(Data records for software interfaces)
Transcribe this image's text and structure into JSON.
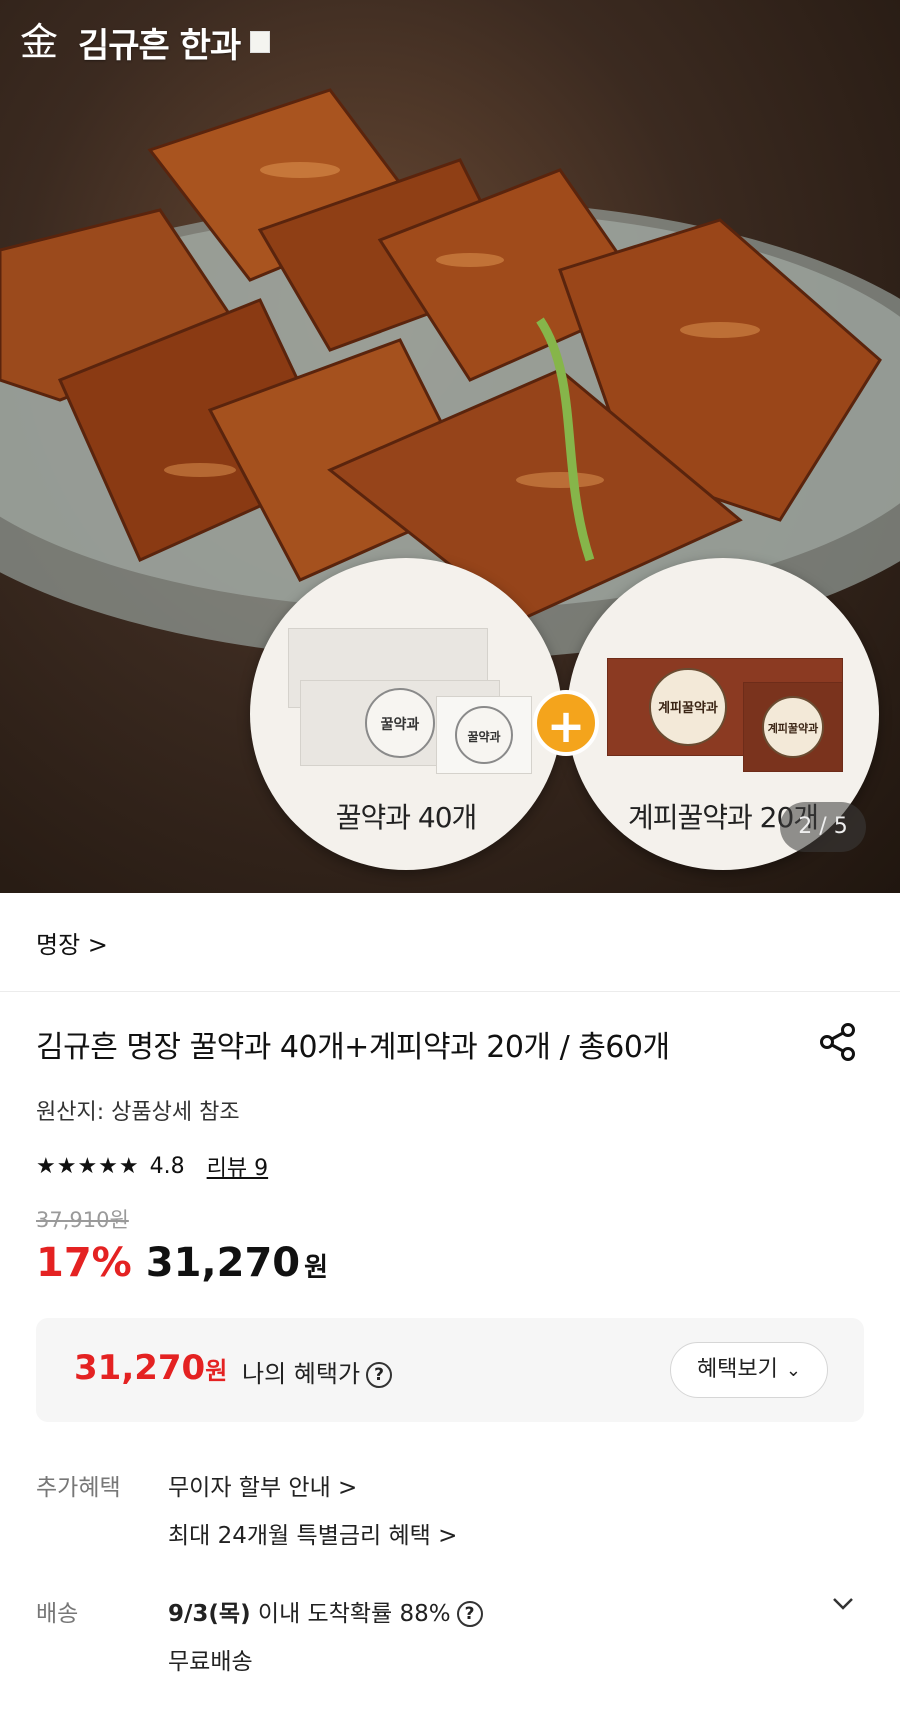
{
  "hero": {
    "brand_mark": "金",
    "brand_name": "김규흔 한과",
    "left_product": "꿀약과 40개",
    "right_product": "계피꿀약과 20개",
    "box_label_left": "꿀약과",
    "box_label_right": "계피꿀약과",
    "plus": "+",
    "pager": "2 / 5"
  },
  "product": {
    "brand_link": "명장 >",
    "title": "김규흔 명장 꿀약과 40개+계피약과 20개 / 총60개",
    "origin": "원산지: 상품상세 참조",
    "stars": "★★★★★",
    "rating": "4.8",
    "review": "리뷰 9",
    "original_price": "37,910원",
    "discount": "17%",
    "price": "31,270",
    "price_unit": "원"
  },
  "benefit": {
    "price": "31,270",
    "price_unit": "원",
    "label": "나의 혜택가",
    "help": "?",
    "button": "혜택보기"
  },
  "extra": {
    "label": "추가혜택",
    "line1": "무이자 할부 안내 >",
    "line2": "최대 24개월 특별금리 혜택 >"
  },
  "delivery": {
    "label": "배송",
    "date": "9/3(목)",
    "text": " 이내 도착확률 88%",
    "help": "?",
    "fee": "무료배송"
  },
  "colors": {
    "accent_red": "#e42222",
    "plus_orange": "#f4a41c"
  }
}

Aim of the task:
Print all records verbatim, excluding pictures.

Task solution:
Transcribe this image's text and structure into JSON.
{
  "hero": {
    "brand_mark": "金",
    "brand_name": "김규흔 한과",
    "left_product": "꿀약과 40개",
    "right_product": "계피꿀약과 20개",
    "box_label_left": "꿀약과",
    "box_label_right": "계피꿀약과",
    "plus": "+",
    "pager": "2 / 5"
  },
  "product": {
    "brand_link": "명장 >",
    "title": "김규흔 명장 꿀약과 40개+계피약과 20개 / 총60개",
    "origin": "원산지: 상품상세 참조",
    "stars": "★★★★★",
    "rating": "4.8",
    "review": "리뷰 9",
    "original_price": "37,910원",
    "discount": "17%",
    "price": "31,270",
    "price_unit": "원"
  },
  "benefit": {
    "price": "31,270",
    "price_unit": "원",
    "label": "나의 혜택가",
    "help": "?",
    "button": "혜택보기"
  },
  "extra": {
    "label": "추가혜택",
    "line1": "무이자 할부 안내 >",
    "line2": "최대 24개월 특별금리 혜택 >"
  },
  "delivery": {
    "label": "배송",
    "date": "9/3(목)",
    "text": " 이내 도착확률 88%",
    "help": "?",
    "fee": "무료배송"
  },
  "colors": {
    "accent_red": "#e42222",
    "plus_orange": "#f4a41c"
  }
}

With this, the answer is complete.